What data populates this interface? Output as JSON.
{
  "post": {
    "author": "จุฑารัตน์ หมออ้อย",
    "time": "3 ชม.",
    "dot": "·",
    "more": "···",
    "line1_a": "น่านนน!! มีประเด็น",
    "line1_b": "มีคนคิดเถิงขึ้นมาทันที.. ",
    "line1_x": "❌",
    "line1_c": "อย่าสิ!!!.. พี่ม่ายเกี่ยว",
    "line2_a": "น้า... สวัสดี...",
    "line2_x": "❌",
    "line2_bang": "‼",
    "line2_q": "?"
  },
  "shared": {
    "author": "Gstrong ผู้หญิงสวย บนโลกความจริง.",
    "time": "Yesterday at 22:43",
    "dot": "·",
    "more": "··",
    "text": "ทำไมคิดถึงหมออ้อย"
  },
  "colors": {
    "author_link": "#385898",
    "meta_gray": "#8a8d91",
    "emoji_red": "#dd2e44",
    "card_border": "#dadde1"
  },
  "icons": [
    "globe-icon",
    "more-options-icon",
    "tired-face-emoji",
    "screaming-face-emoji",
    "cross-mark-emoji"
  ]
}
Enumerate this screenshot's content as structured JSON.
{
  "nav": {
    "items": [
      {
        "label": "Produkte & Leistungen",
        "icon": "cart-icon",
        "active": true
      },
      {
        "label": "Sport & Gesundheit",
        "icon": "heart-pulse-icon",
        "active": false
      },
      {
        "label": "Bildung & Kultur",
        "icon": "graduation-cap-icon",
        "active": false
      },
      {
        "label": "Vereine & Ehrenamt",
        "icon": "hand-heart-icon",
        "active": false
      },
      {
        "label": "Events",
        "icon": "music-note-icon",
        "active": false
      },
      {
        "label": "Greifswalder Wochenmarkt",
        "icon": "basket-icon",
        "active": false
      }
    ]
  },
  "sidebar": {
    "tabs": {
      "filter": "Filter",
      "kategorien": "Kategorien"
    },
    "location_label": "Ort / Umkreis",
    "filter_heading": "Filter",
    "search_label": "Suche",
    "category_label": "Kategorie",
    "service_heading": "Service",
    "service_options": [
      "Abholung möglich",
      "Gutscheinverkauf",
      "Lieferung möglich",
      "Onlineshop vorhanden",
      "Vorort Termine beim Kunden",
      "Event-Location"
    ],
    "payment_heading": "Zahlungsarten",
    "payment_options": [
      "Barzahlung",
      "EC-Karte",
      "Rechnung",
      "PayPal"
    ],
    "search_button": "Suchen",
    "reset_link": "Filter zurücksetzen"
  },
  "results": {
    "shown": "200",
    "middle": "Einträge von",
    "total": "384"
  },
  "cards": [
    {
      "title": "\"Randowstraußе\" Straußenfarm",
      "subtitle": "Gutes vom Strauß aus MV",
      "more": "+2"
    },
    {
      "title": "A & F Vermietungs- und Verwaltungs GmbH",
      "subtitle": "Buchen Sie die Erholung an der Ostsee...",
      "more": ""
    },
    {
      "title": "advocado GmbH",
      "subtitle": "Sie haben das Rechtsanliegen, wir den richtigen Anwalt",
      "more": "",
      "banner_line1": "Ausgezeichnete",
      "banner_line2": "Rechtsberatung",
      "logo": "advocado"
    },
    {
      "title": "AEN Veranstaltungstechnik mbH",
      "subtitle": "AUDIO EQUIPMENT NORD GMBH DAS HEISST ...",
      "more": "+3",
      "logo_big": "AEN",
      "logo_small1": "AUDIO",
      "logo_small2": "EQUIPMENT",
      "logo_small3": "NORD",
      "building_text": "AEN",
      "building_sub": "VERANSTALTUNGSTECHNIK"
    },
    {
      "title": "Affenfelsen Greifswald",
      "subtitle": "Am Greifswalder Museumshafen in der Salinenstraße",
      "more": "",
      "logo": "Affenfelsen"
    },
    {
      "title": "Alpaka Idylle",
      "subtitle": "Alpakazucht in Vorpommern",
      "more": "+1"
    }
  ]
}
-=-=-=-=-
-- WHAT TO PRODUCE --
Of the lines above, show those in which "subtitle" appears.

-- EXERCISE OUTPUT --
      "subtitle": "Gutes vom Strauß aus MV",
      "subtitle": "Buchen Sie die Erholung an der Ostsee...",
      "subtitle": "Sie haben das Rechtsanliegen, wir den richtigen Anwalt",
      "subtitle": "AUDIO EQUIPMENT NORD GMBH DAS HEISST ...",
      "subtitle": "Am Greifswalder Museumshafen in der Salinenstraße",
      "subtitle": "Alpakazucht in Vorpommern",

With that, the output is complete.